Delegitimizing J Street: the plot thickens

Thursday, October 22nd, 2009

Want one more example of how ferocious the fight to delegitimize J Street has become?


Michael Goldfarb, the Weekly Standard blogger who has been one of the most vocal J Street opponents, gloated yesterday that JTA Washington bureau chief Ron Kampeas “has become the latest name to disappear from the J Street program in advance of next week’s conference. Kampeas was to moderate a panel on  ‘What does it mean to be pro-Israel?’”


Whoa.  Is it now illegitimate to have even an indirect association with J Street, like moderating a panel? I’ve moderated panels and spoken for groups on the left, on the right and in the center, and only once did that produce repercussions because somebody objected to my presence (long story, don’t ask).


I’ve also done panels with Ron, an outstanding reporter, and know that any session he moderates is going to be lively, interesting and utterly non-ideological.


JTA’s editor in chief Ami Eden wasn’t in when I called, but Goldfarb said Eden told him he was getting calls from people who “complained ‘how can he moderate and cover the panel’ at the same time?”


That’s a new one on me; journalists moderate and participate in panels at every Jewish conference I’ve ever attended, and I’ve never heard complaints.  If ZOA asked me to a moderate a panel, I’d agree.  If J Street asked me (they didn’t ) I’d agree. What’s the big deal here?
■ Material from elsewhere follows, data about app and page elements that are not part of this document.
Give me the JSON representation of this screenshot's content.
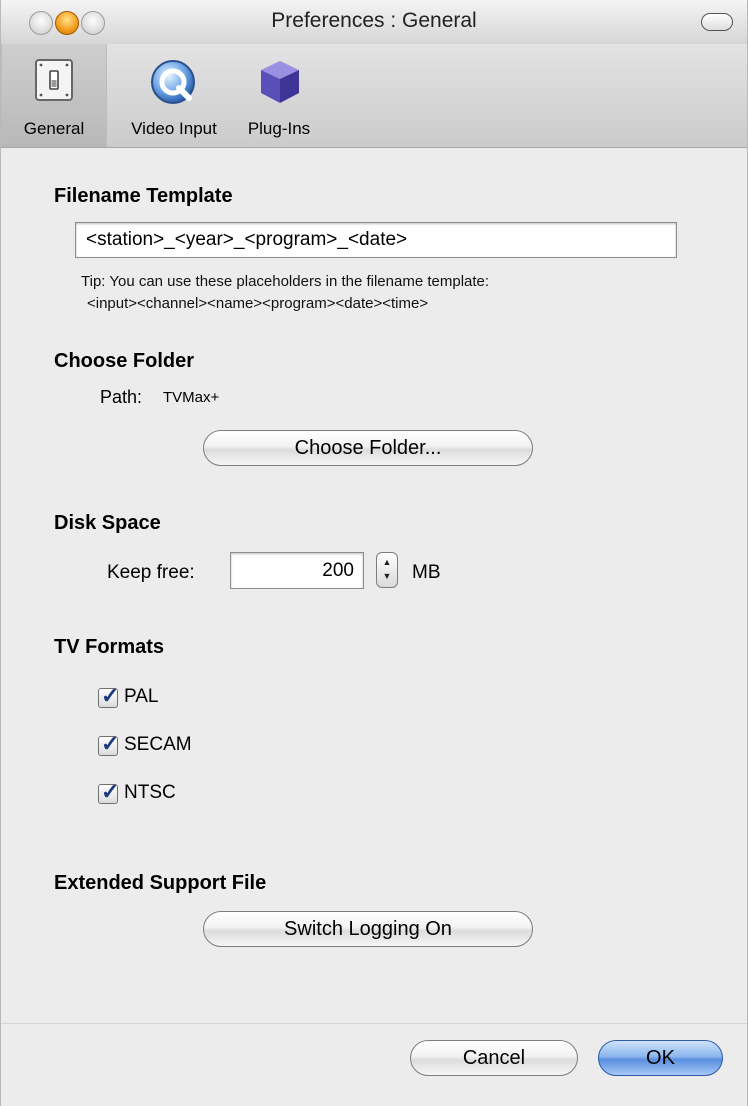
{
  "window": {
    "title": "Preferences : General"
  },
  "toolbar": {
    "items": [
      {
        "label": "General",
        "icon": "light-switch-icon",
        "selected": true
      },
      {
        "label": "Video Input",
        "icon": "quicktime-icon",
        "selected": false
      },
      {
        "label": "Plug-Ins",
        "icon": "cube-icon",
        "selected": false
      }
    ]
  },
  "filename": {
    "title": "Filename Template",
    "value": "<station>_<year>_<program>_<date>",
    "tip_line1": "Tip: You can use these placeholders in the filename template:",
    "tip_line2": "<input><channel><name><program><date><time>"
  },
  "folder": {
    "title": "Choose Folder",
    "path_label": "Path:",
    "path_value": "TVMax+",
    "button": "Choose Folder..."
  },
  "disk": {
    "title": "Disk Space",
    "keep_free_label": "Keep free:",
    "keep_free_value": "200",
    "unit": "MB"
  },
  "formats": {
    "title": "TV Formats",
    "items": [
      {
        "label": "PAL",
        "checked": true
      },
      {
        "label": "SECAM",
        "checked": true
      },
      {
        "label": "NTSC",
        "checked": true
      }
    ]
  },
  "support": {
    "title": "Extended Support File",
    "button": "Switch Logging On"
  },
  "footer": {
    "cancel": "Cancel",
    "ok": "OK"
  },
  "colors": {
    "window_bg": "#ececec",
    "default_button": "#5b8fdf",
    "check_mark": "#1d3b7a"
  }
}
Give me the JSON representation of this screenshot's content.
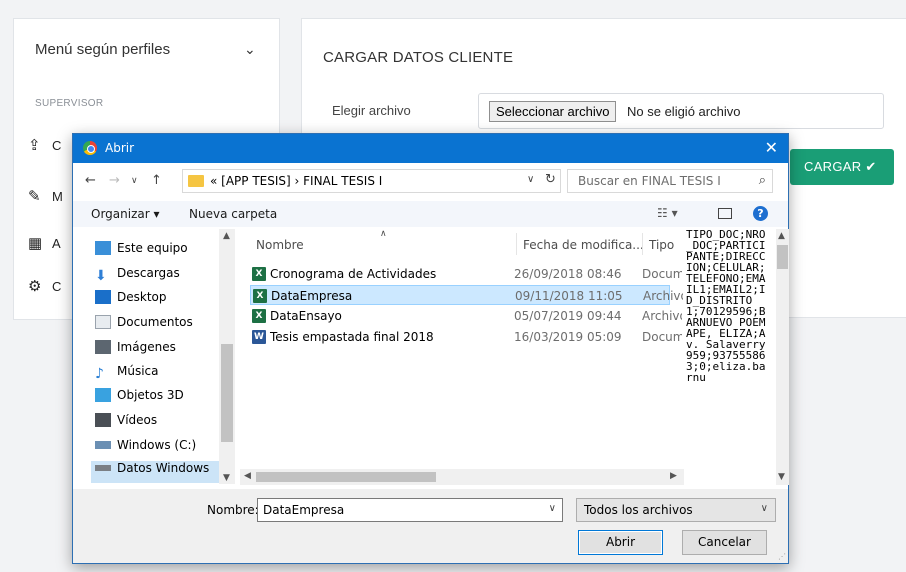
{
  "sidebar": {
    "title": "Menú según perfiles",
    "chevron": "chevron-down-icon",
    "role": "SUPERVISOR",
    "items": [
      {
        "icon": "upload-icon",
        "label": "C"
      },
      {
        "icon": "pencil-icon",
        "label": "M"
      },
      {
        "icon": "calculator-icon",
        "label": "A"
      },
      {
        "icon": "gear-icon",
        "label": "C"
      }
    ]
  },
  "main": {
    "title": "CARGAR DATOS CLIENTE",
    "file_label": "Elegir archivo",
    "file_button": "Seleccionar archivo",
    "file_status": "No se eligió archivo",
    "submit": "CARGAR"
  },
  "dialog": {
    "title": "Abrir",
    "path": "« [APP TESIS] › FINAL TESIS I",
    "search_placeholder": "Buscar en FINAL TESIS I",
    "organize": "Organizar ▾",
    "new_folder": "Nueva carpeta",
    "nav_items": [
      {
        "label": "Este equipo",
        "icon": "computer-icon",
        "color": "#3a8fd8"
      },
      {
        "label": "Descargas",
        "icon": "download-icon",
        "color": "#2f7fd6"
      },
      {
        "label": "Desktop",
        "icon": "desktop-icon",
        "color": "#1a6fc9"
      },
      {
        "label": "Documentos",
        "icon": "documents-icon",
        "color": "#9aa3ad"
      },
      {
        "label": "Imágenes",
        "icon": "images-icon",
        "color": "#5c6670"
      },
      {
        "label": "Música",
        "icon": "music-icon",
        "color": "#2a7fd4"
      },
      {
        "label": "Objetos 3D",
        "icon": "3d-objects-icon",
        "color": "#39a2e0"
      },
      {
        "label": "Vídeos",
        "icon": "videos-icon",
        "color": "#4a4f55"
      },
      {
        "label": "Windows (C:)",
        "icon": "drive-icon",
        "color": "#6b8fb3"
      },
      {
        "label": "Datos Windows",
        "icon": "drive-icon",
        "color": "#7a7f85"
      }
    ],
    "columns": [
      "Nombre",
      "Fecha de modifica...",
      "Tipo"
    ],
    "files": [
      {
        "name": "Cronograma de Actividades",
        "date": "26/09/2018 08:46",
        "type": "Docum",
        "kind": "x",
        "selected": false
      },
      {
        "name": "DataEmpresa",
        "date": "09/11/2018 11:05",
        "type": "Archivo",
        "kind": "x",
        "selected": true
      },
      {
        "name": "DataEnsayo",
        "date": "05/07/2019 09:44",
        "type": "Archivo",
        "kind": "x",
        "selected": false
      },
      {
        "name": "Tesis empastada final 2018",
        "date": "16/03/2019 05:09",
        "type": "Docum",
        "kind": "w",
        "selected": false
      }
    ],
    "preview": "TIPO_DOC;NRO_DOC;PARTICIPANTE;DIRECCION;CELULAR;TELEFONO;EMAIL1;EMAIL2;ID_DISTRITO\n1;70129596;BARNUEVO POEMAPE, ELIZA;Av. Salaverry 959;937555863;0;eliza.barnu",
    "name_label": "Nombre:",
    "name_value": "DataEmpresa",
    "filter_value": "Todos los archivos",
    "open_button": "Abrir",
    "cancel_button": "Cancelar"
  }
}
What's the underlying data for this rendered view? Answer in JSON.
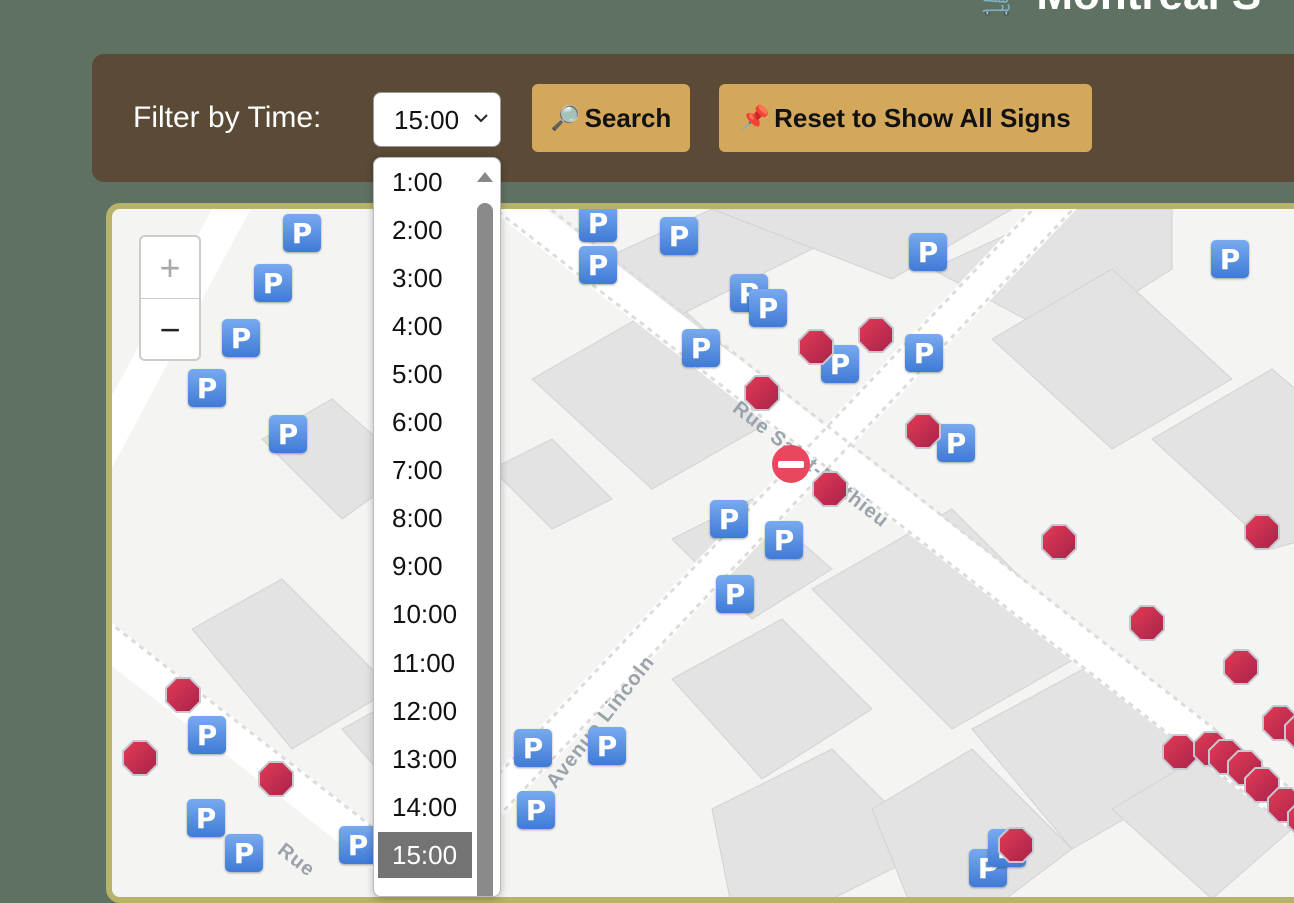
{
  "header": {
    "title": "Montreal S",
    "title_icon": "🛒"
  },
  "filter": {
    "label": "Filter by Time:",
    "selected": "15:00",
    "options": [
      "1:00",
      "2:00",
      "3:00",
      "4:00",
      "5:00",
      "6:00",
      "7:00",
      "8:00",
      "9:00",
      "10:00",
      "11:00",
      "12:00",
      "13:00",
      "14:00",
      "15:00"
    ]
  },
  "buttons": {
    "search_icon": "🔎",
    "search_label": "Search",
    "reset_icon": "📌",
    "reset_label": "Reset to Show All Signs"
  },
  "map": {
    "zoom_in": "+",
    "zoom_out": "−",
    "streets": [
      "Rue Saint-Mathieu",
      "Avenue Lincoln",
      "Rue"
    ],
    "parking_glyph": "P",
    "colors": {
      "parking": "#4a86e0",
      "stop": "#c92e52",
      "frame": "#b7b36a"
    }
  }
}
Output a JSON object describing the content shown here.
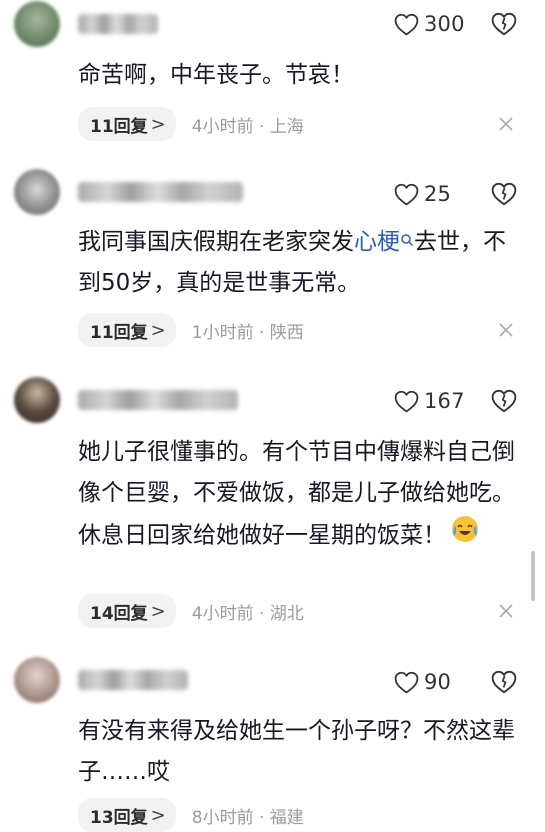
{
  "comments": [
    {
      "likes": "300",
      "text": "命苦啊，中年丧子。节哀！",
      "replies": "11回复",
      "meta": "4小时前 · 上海",
      "avatar_color": "#6f8a6a"
    },
    {
      "likes": "25",
      "text_before": "我同事国庆假期在老家突发",
      "text_link": "心梗",
      "text_after": "去世，不到50岁，真的是世事无常。",
      "replies": "11回复",
      "meta": "1小时前 · 陕西",
      "avatar_color": "#8e8e8e"
    },
    {
      "likes": "167",
      "text": "她儿子很懂事的。有个节目中傳爆料自己倒像个巨婴，不爱做饭，都是儿子做给她吃。休息日回家给她做好一星期的饭菜！",
      "emoji": "crying-laughing",
      "replies": "14回复",
      "meta": "4小时前 · 湖北",
      "avatar_color": "#5a4a3e"
    },
    {
      "likes": "90",
      "text": "有没有来得及给她生一个孙子呀？不然这辈子……哎",
      "replies": "13回复",
      "meta": "8小时前 · 福建",
      "avatar_color": "#b09a90"
    }
  ],
  "colors": {
    "link": "#2f5fb3",
    "meta": "#9b9b9b",
    "reply_bg": "#f2f2f3"
  }
}
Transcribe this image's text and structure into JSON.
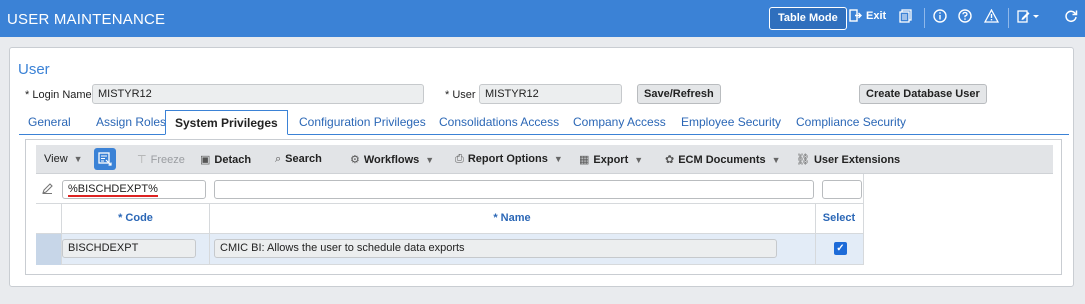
{
  "header": {
    "title": "USER MAINTENANCE",
    "table_mode_label": "Table Mode",
    "exit_label": "Exit",
    "icons": [
      "exit-icon",
      "print-icon",
      "info-icon",
      "help-icon",
      "warning-icon",
      "edit-icon",
      "refresh-icon"
    ]
  },
  "user_section": {
    "title": "User",
    "login_name_label": "Login Name",
    "login_name_value": "MISTYR12",
    "user_label": "User",
    "user_value": "MISTYR12",
    "required_marker": "*",
    "save_refresh_label": "Save/Refresh",
    "create_db_user_label": "Create Database User"
  },
  "tabs": [
    {
      "label": "General"
    },
    {
      "label": "Assign Roles"
    },
    {
      "label": "System Privileges"
    },
    {
      "label": "Configuration Privileges"
    },
    {
      "label": "Consolidations Access"
    },
    {
      "label": "Company Access"
    },
    {
      "label": "Employee Security"
    },
    {
      "label": "Compliance Security"
    }
  ],
  "toolbar": {
    "view_label": "View",
    "freeze_label": "Freeze",
    "detach_label": "Detach",
    "search_label": "Search",
    "workflows_label": "Workflows",
    "report_options_label": "Report Options",
    "export_label": "Export",
    "ecm_documents_label": "ECM Documents",
    "user_extensions_label": "User Extensions"
  },
  "grid": {
    "filter_code_value": "%BISCHDEXPT%",
    "filter_name_value": "",
    "columns": {
      "code": "* Code",
      "name": "* Name",
      "select": "Select"
    },
    "rows": [
      {
        "code": "BISCHDEXPT",
        "name": "CMIC BI: Allows the user to schedule data exports",
        "selected": true
      }
    ]
  },
  "colors": {
    "header_bg": "#3b82d6",
    "accent": "#3b82d6",
    "link": "#2b67b6",
    "selected_row": "#e3ecf7"
  }
}
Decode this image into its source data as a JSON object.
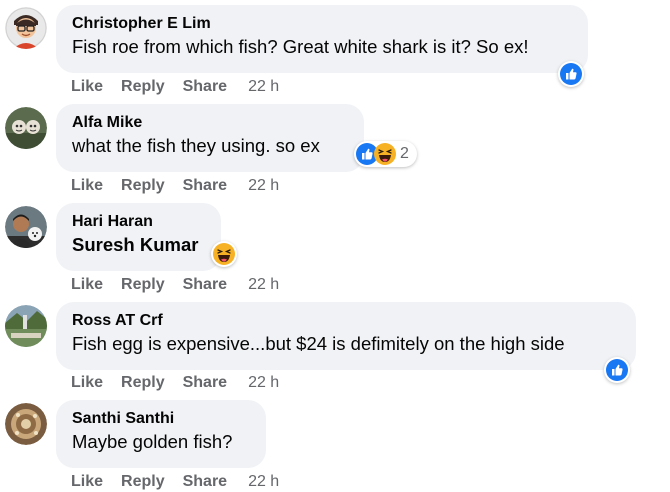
{
  "actions": {
    "like": "Like",
    "reply": "Reply",
    "share": "Share"
  },
  "comments": [
    {
      "author": "Christopher E Lim",
      "text": "Fish roe from which fish? Great white shark is it? So ex!",
      "time": "22 h",
      "reactions": [
        "like-reaction-icon"
      ]
    },
    {
      "author": "Alfa Mike",
      "text": "what the fish they using. so ex",
      "time": "22 h",
      "reactions": [
        "like-reaction-icon",
        "haha-reaction-icon"
      ],
      "reaction_count": "2"
    },
    {
      "author": "Hari Haran",
      "tagged_name": "Suresh Kumar",
      "time": "22 h",
      "reactions": [
        "haha-reaction-icon"
      ]
    },
    {
      "author": "Ross AT Crf",
      "text": "Fish egg is expensive...but $24 is defimitely on the high side",
      "time": "22 h",
      "reactions": [
        "like-reaction-icon"
      ]
    },
    {
      "author": "Santhi Santhi",
      "text": "Maybe golden fish?",
      "time": "22 h"
    }
  ],
  "colors": {
    "bubble": "#f0f2f5",
    "meta_text": "#65676b",
    "like_blue": "#1877f2",
    "haha_yellow": "#f7b125"
  }
}
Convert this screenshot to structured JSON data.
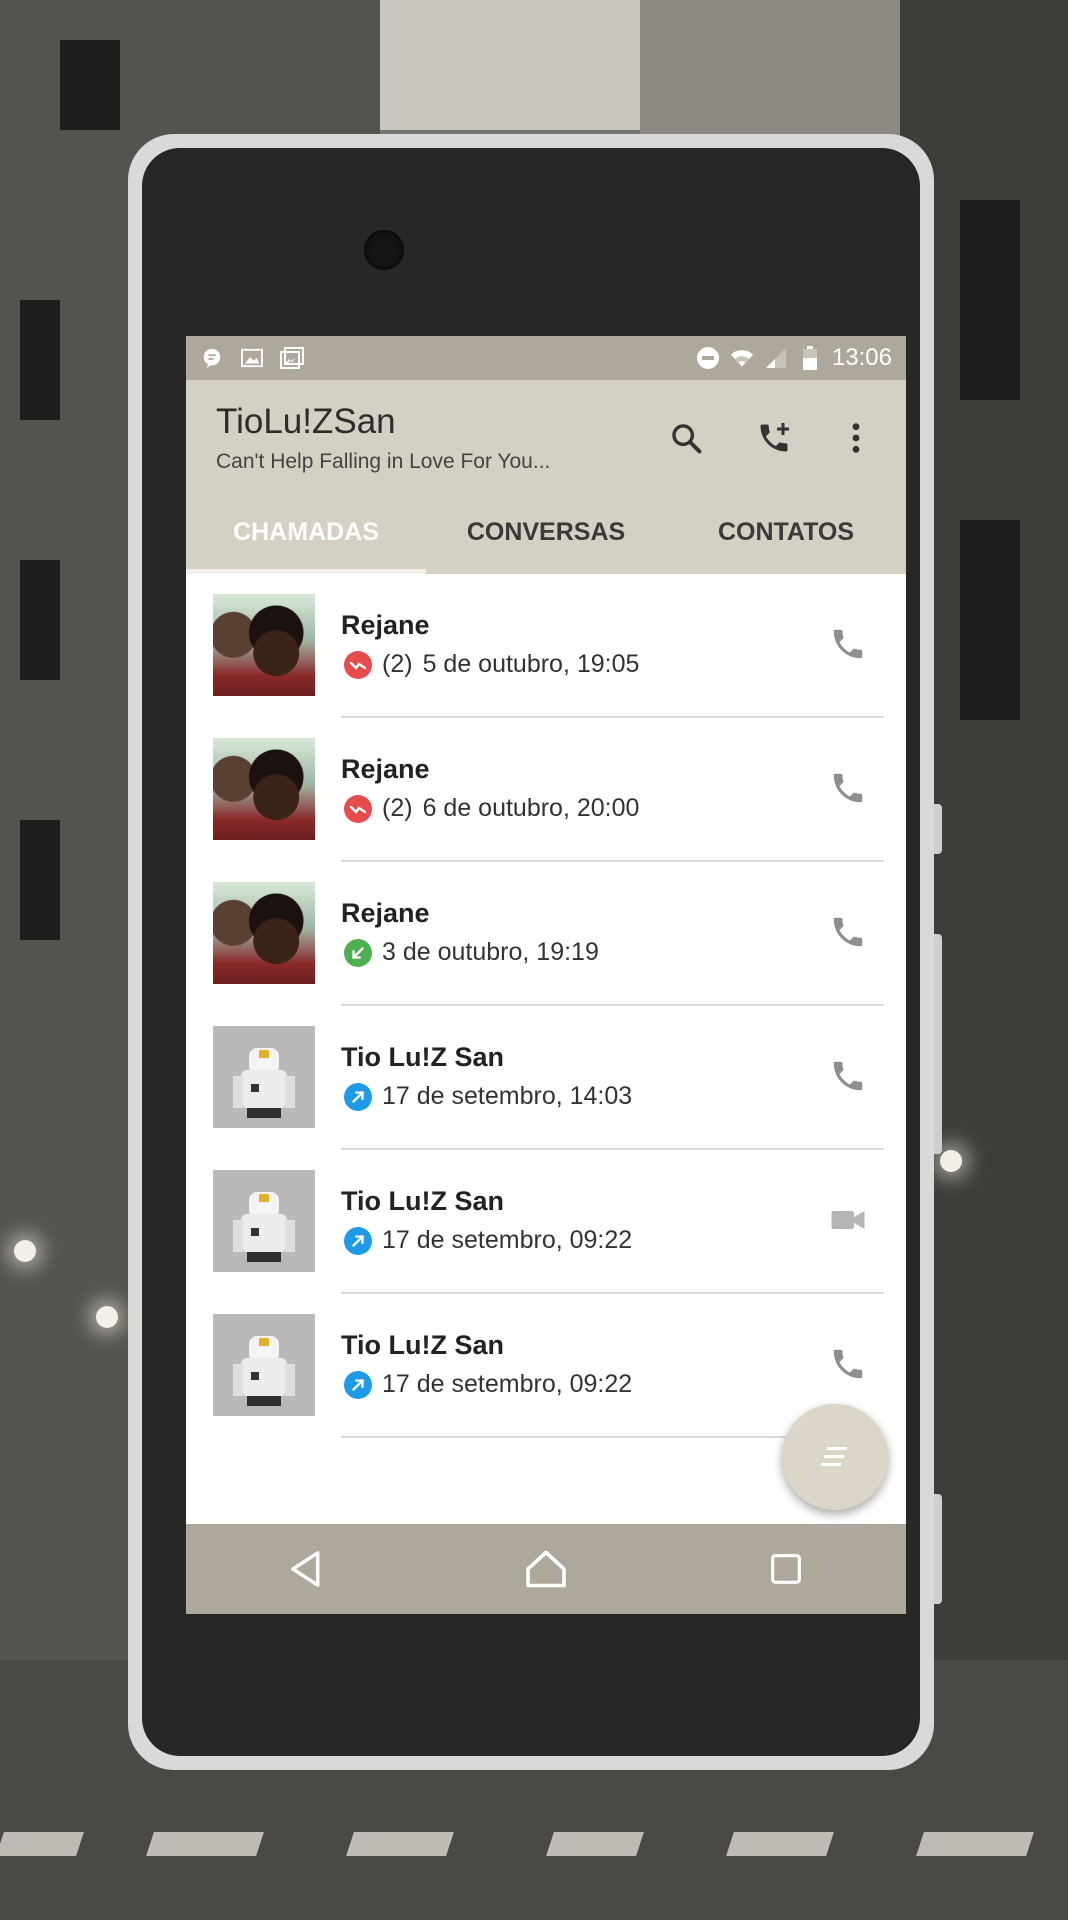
{
  "status_bar": {
    "time": "13:06",
    "icons": [
      "chat-bubble-icon",
      "image-icon",
      "gallery-icon",
      "do-not-disturb-icon",
      "wifi-icon",
      "signal-icon",
      "battery-icon"
    ]
  },
  "app_bar": {
    "title": "TioLu!ZSan",
    "subtitle": "Can't Help Falling in Love For You...",
    "actions": [
      "search-icon",
      "add-call-icon",
      "more-vert-icon"
    ]
  },
  "tabs": [
    {
      "label": "CHAMADAS",
      "active": true
    },
    {
      "label": "CONVERSAS",
      "active": false
    },
    {
      "label": "CONTATOS",
      "active": false
    }
  ],
  "calls": [
    {
      "name": "Rejane",
      "count": "(2)",
      "when": "5 de outubro, 19:05",
      "direction": "missed",
      "action": "phone-icon"
    },
    {
      "name": "Rejane",
      "count": "(2)",
      "when": "6 de outubro, 20:00",
      "direction": "missed",
      "action": "phone-icon"
    },
    {
      "name": "Rejane",
      "count": "",
      "when": "3 de outubro, 19:19",
      "direction": "incoming",
      "action": "phone-icon"
    },
    {
      "name": "Tio Lu!Z San",
      "count": "",
      "when": "17 de setembro, 14:03",
      "direction": "outgoing",
      "action": "phone-icon"
    },
    {
      "name": "Tio Lu!Z San",
      "count": "",
      "when": "17 de setembro, 09:22",
      "direction": "outgoing",
      "action": "videocam-icon"
    },
    {
      "name": "Tio Lu!Z San",
      "count": "",
      "when": "17 de setembro, 09:22",
      "direction": "outgoing",
      "action": "phone-icon"
    }
  ],
  "colors": {
    "missed": "#e84b4b",
    "incoming": "#4caf50",
    "outgoing": "#1e9be8",
    "app_bar": "#d5d0c4",
    "status_bar": "#aea89c"
  },
  "fab": {
    "icon": "dialpad-icon"
  },
  "nav": [
    "back-icon",
    "home-icon",
    "recents-icon"
  ]
}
About the Author
Douglas M. Bloomfield is a syndicated columnist, Washington lobbyist and consultant. He spent nine years as the legislative director and chief lobbyist for AIPAC.